After exploring the function of this system, scientists can better understand the neural mechanisms that occur in emotional learning and memory, and how fear-related memories are reversed. Scientists have discovered that the epigenetic label N6-methyl-2'-deoxyadenosine (m6dA) is necessary for the correct overcoming of fear memory, because it can activate the gene for overcoming fear. The researchers studied this by placing the mouse in a box, and after emitting a specific audio, a slight electric shock was delivered to the mouse. This caused the mice to associate this tone with an electric shock, so that they remained still when they heard the tone.

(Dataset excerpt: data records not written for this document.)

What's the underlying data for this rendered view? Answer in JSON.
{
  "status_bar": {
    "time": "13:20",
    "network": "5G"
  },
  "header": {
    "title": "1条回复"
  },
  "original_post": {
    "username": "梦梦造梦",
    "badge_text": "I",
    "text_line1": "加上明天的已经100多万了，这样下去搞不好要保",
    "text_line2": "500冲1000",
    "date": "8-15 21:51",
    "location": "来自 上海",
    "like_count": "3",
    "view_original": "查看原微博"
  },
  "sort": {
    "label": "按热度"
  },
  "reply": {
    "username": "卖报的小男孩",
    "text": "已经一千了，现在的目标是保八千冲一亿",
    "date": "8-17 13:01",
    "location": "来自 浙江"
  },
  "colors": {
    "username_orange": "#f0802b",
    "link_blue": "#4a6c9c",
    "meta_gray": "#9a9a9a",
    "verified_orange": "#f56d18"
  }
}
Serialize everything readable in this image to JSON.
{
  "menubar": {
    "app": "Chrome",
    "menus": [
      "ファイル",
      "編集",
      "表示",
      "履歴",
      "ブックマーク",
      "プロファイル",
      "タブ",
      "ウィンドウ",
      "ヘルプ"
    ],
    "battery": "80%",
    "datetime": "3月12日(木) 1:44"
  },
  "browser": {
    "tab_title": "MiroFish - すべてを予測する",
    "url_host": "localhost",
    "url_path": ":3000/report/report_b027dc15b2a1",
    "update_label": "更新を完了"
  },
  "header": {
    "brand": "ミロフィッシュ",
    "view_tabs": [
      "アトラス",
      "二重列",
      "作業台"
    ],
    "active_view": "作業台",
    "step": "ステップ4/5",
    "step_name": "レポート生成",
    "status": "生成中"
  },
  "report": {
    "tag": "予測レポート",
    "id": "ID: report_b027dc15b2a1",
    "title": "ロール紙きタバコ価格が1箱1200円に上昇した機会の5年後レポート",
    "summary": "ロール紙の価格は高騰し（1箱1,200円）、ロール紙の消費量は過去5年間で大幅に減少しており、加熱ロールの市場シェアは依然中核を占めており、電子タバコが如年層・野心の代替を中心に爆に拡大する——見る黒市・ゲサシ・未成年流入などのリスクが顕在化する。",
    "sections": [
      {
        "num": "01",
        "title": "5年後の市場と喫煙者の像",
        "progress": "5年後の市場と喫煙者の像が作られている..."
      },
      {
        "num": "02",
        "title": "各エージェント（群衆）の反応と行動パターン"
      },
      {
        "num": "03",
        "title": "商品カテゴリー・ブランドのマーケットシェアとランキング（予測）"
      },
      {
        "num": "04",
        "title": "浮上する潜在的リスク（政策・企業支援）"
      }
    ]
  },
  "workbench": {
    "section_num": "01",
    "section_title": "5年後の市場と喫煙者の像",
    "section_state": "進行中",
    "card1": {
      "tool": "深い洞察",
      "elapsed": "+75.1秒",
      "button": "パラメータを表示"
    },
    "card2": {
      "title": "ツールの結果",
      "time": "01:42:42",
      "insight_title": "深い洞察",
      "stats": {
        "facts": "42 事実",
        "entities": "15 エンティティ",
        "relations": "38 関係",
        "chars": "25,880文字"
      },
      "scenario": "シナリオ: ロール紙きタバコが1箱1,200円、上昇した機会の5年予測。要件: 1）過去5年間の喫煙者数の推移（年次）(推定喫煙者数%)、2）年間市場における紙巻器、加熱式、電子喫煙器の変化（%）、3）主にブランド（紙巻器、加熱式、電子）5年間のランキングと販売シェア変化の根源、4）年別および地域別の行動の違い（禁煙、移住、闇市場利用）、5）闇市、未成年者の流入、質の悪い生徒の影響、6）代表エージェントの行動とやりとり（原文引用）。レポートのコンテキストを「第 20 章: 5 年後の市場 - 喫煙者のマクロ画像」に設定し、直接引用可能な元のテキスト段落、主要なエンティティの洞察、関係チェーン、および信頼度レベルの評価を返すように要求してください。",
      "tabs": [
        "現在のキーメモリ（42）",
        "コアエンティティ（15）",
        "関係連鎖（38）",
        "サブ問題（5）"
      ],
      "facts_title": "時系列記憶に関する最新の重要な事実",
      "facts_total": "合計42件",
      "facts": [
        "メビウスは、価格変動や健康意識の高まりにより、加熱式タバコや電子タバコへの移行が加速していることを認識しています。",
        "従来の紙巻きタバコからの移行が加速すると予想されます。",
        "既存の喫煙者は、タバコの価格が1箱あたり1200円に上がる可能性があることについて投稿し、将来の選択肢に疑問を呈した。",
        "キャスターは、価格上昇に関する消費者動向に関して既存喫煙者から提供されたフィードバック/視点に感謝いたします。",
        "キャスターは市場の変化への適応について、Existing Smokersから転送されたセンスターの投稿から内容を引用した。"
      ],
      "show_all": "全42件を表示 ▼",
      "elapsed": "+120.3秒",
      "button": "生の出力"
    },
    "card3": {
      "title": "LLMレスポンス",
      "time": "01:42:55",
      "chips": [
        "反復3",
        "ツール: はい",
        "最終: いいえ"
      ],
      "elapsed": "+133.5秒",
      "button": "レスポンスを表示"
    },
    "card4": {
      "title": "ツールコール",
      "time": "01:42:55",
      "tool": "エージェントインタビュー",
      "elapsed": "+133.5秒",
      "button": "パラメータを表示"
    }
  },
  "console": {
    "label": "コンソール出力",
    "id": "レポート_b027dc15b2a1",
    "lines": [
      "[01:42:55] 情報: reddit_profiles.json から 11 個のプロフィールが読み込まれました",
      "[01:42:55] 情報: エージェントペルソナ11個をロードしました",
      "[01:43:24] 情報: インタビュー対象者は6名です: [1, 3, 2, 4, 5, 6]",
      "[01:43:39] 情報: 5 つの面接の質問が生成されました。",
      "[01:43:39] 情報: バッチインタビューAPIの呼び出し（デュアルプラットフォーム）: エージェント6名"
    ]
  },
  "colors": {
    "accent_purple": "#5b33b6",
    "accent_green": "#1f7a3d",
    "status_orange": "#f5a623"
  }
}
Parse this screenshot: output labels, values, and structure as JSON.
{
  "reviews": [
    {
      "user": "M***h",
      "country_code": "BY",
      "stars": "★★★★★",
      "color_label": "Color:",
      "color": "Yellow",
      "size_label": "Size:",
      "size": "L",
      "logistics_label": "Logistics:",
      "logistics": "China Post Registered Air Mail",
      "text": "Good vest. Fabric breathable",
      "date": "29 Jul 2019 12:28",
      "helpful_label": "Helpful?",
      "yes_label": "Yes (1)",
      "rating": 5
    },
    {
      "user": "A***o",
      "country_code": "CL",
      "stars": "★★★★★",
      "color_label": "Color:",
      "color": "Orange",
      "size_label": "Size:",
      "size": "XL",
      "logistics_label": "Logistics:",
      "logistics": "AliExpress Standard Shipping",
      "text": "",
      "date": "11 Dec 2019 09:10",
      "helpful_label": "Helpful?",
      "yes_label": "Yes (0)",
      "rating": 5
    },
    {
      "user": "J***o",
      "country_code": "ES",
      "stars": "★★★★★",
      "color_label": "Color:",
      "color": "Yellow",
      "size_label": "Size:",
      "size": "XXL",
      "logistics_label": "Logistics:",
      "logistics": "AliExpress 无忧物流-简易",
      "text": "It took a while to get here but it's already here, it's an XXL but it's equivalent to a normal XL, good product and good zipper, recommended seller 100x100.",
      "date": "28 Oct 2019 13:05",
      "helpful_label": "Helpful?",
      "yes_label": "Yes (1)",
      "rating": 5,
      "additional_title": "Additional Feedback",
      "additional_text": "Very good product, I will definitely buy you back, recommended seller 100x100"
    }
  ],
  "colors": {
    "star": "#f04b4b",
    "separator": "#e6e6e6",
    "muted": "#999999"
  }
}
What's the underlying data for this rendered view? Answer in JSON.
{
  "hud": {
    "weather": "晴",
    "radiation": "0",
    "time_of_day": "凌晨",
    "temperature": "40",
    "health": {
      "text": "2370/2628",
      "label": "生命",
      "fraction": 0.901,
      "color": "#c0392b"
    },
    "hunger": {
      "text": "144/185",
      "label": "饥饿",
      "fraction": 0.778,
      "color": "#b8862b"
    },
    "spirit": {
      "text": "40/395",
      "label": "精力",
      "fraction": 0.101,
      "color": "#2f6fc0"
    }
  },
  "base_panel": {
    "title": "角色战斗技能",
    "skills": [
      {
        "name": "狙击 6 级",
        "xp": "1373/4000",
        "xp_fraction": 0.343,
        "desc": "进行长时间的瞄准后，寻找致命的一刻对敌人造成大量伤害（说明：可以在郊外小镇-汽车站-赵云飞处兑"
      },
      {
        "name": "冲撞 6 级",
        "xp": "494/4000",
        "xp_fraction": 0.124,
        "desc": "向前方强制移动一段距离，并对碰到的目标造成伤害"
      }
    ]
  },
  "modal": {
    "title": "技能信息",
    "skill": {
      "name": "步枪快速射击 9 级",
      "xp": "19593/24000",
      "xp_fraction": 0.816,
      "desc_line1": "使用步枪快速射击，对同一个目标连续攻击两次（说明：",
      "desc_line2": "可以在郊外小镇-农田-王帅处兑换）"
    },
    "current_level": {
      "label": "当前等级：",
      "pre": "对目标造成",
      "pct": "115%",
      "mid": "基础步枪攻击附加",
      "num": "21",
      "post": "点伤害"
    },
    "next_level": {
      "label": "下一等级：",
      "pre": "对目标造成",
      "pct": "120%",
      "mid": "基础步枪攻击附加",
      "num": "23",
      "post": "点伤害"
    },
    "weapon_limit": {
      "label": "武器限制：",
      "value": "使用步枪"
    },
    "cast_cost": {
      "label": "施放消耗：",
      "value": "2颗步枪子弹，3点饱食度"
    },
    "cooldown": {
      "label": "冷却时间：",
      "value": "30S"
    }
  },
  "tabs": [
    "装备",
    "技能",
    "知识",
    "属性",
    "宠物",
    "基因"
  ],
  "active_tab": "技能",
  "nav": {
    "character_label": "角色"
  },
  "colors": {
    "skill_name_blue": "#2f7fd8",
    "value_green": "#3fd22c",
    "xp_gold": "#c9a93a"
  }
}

In order to allow it to overcome the recent formation of memories related to fear, the researchers placed the mouse in a new box, where the audio was played repeatedly without electric shock. After that, the rats were immediately returned to the original box, where they no longer exhibited fear behavior of the tone.
However, in order to further explore the cellular components involved in this process, they examined the DNA of mouse neurons and found that m6dA tags did appear in most regions of the entire genome. The label is highly concentrated on the gene of brain-derived neurotrophic factor, which is related to the process of learning and storing memory. In the process of overcoming fear, the m6dA tag seems to increase the activity of this gene. This study reveals that it is not only important to explore how epigenetic signatures change between cell populations, but it also reflects how they change in environmental-related events, such as overcoming fear-related memories and re-adjusting our learning. .
These epigenetic mechanisms are crucial to understanding how debilitating diseases (such as PTSD or anxiety disorders) develop. Combining our understanding of these mechanisms with more suitable therapies is important for finding tools to dismantle such systems. , And preventing such diseases from disrupting our normal functions will be invaluable. Memories related to fear are essential for noticing and responding to dangerous situations. When the system is out of adjustment and we are no longer able to recognize situations that may cause danger, we cannot react normally and are limited. Therefore, mastering all the factors that help overcome fear is essential for developing appropriate treatments.